Almost four of every five Conor Gillaspie hits was a single. Meanwhile, 66 of Casey’s 182 hits as a Shocker have gone for extra bases, including 28 homers.
“Casey Gillaspie is one of the finest hitters I’ve ever been around in the same dugout,” said Butler, a former SEC assistant at Alabama and Arkansas. “I’ve seen Todd Helton at Tennessee, Todd Walker at LSU, Matt LaPorta at Florida, Jason Kipnis at Arizona State and Kentucky. But to watch Casey every day and to be in the dugout and locker room with him — not only is he a great player and fantastic hitter, but he’s a fantastic person.”
Gillaspie hasn’t let the Shockers’ disappointing season so far weigh on him. He has remained positive, Butler said, and his leadership has been strong.

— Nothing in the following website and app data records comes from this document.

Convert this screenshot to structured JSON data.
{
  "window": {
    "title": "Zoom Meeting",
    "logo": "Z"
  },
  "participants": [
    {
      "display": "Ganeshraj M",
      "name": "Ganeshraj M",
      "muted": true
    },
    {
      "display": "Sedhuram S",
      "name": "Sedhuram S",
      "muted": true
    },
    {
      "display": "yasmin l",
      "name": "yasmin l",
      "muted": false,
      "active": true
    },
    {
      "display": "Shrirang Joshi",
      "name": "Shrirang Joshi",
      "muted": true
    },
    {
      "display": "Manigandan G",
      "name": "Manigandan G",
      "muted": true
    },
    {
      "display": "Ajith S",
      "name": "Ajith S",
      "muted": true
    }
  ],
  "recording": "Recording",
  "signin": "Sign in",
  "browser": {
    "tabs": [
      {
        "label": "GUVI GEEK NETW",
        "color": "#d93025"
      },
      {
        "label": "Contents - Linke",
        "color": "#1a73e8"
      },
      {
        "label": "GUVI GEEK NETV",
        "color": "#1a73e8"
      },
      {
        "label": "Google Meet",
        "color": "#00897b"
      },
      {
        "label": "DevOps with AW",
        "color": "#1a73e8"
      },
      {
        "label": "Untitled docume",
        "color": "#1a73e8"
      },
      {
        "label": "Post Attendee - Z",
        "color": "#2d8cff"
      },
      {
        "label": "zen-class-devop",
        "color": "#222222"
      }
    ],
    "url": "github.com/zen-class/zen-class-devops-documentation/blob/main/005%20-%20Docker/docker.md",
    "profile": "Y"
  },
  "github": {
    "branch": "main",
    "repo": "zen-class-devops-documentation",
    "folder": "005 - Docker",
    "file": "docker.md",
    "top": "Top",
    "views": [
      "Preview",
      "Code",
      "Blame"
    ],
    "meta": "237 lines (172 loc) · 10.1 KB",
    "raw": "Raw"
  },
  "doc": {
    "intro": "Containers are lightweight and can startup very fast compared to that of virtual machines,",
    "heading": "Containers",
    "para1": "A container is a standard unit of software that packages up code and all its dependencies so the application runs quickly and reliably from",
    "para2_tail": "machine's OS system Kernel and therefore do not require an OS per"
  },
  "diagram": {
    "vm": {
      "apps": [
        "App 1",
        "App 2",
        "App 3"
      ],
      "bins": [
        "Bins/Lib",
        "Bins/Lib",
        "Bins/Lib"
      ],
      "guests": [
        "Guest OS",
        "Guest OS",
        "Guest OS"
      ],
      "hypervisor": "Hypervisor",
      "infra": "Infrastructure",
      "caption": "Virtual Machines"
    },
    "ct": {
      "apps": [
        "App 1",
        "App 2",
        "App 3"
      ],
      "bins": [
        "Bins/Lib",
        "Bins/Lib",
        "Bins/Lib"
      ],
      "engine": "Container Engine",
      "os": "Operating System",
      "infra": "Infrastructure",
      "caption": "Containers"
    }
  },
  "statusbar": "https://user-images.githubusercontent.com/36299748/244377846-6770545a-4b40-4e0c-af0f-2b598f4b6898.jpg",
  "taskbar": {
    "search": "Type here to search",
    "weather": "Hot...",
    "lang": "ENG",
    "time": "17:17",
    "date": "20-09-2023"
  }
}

“There’s still hope for us,” Gillaspie said. “No doubt. We haven’t even scratched the surface of what we’re capable of.
“It just hasn’t clicked yet, but the best time to click is at the end of the season. We’re still going to be a good baseball team this year. You have to stay positive and keep working hard.”
Gillaspie said he’s tried to put thoughts about the Major League Baseball draft out of his mind, even as he ascends the board.
He’s a switch-hitter, a big plus. He’s big and strong with great power, a big plus. He’s gotten better defensively as a first baseman and, he said, also feels comfortable as a corner outfielder, positions he played when he was a high school player in Omaha.
“But right now I’m more concerned with how our team is going,” Gillaspie said. “I want to win. At the end of the season, I’ll think about what my options are. But I don’t worry about what scouts might be thinking. I think about this team.”